The last time I checked, Bonds had a career so prolific he would have been a first-ballot Hall of Famer without the specter of performance-enhancing drugs on his record. The same with Clemens.
Schilling is unquestionably an all-time great, too.
Many point to the “character clause” on the Hall of Fame ballot as the reason to not include these three. Apparently, voters need to take into account “integrity, sportsmanship and character” for each player.
That’s a nice thought. The problem is that character seems to be more heavily weighted for some players and not others.
Mariano Rivera’s unsavory far-right political beliefs weren’t a problem for him when he received 100 percent of the vote. There’s no doubt Schilling is less couth, but why is he held to a different standard than the only man in the history of the Hall of Fame to receive a unanimous vote?
Mike Piazza, Jeff Bagwell, and Ivan Rodriguez are all in the Hall and are all suspected of using performance-enhancing drugs. That’s only to name a few. Was it proven they took them? No more than it was proven that Bonds and Clemens did.
The difference is that Bonds and Clemens were ensnared in federal probes. Both players claimed that they never willingly took PEDs. After long legal processes, neither has a conviction on their record.
Do I believe both of them took performance-enhancing drugs? Of course. But why would they still be held to higher scrutiny than folks already in the Hall of Fame?
The cognitive dissonance is startling.
There’s only one explanation for it, and it’s not a flattering one:
This is personal for too many of the 400-or-so baseball writers with ballots.
No one debates the numbers or the impact of Bonds, Clemens, or Schilling. No, their exclusion is about writers who are trying to maintain a final shred of self-importance in a sport that’s fading fast. They’re big-timing the biggest names, under the guise that it makes them bigger; that it accomplishes something worthwhile.
It doesn’t. It’s just petty and small.
Don’t like Schilling or what he says? Get in line.
No one enjoys the concept of performance-enhancing drugs, either. But it wasn’t until this century that Major League Baseball actually wrote a rule against them. Meanwhile, the commissioner who turned a blind eye to the rampant PED use — and probably some of the players who took advantage of the moment — are enshrined.

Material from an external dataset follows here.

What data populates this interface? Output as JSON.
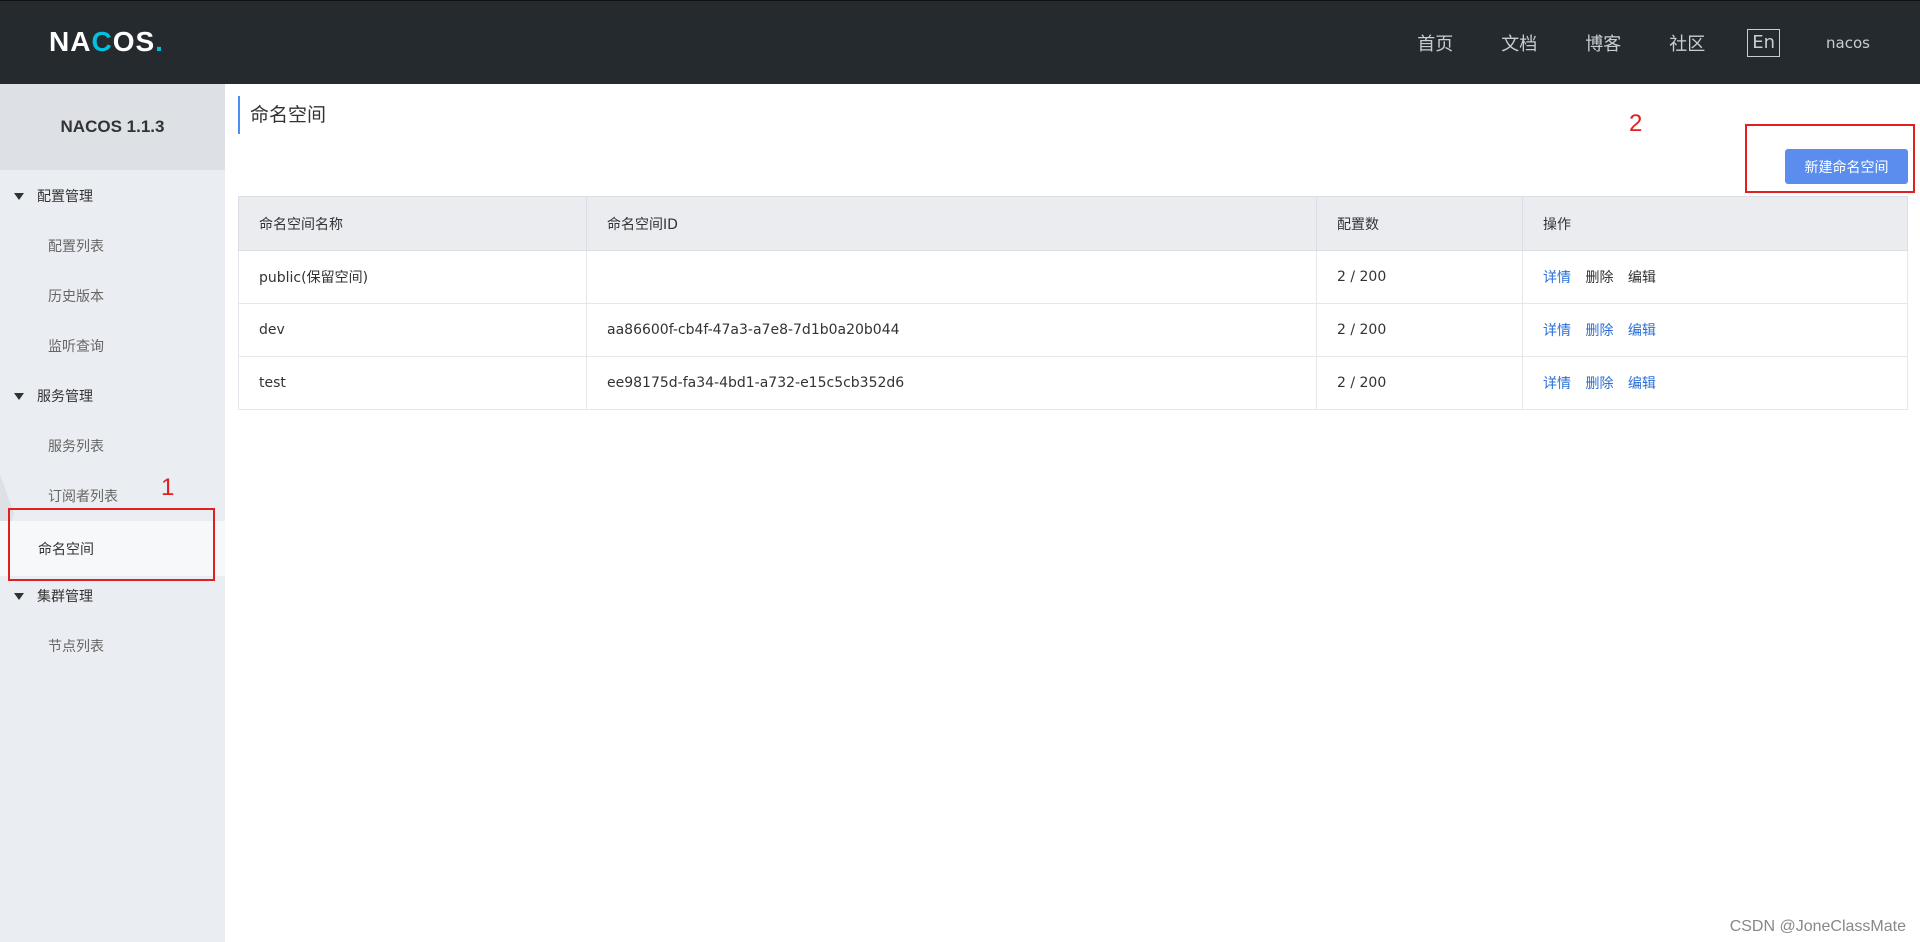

Maybe Bonds, Schilling, and Clemens receive the votes next year, their final turn on the ballot. This year, Bonds and Clemens are at 61 percent of the vote — you need 75 percent to be enshrined. Schilling needs 16 more votes. Those writers who are trying to prove a point (about what, exactly, I don’t know) will have made all three sweat for as long as they could. The pettiness will end and they’ll finally deliver the trio to their rightful places along with the other legends of the game and Harold Baines.
But I’m not banking on that, because this operation should not have gone on for this long in the first place.
And so long as nothing changes — so long as pettiness is deemed more important than play — the Baseball Hall of Fame will be an embarrassment.
Kurtenbach writes for the (San Jose, Calif.) Mercury News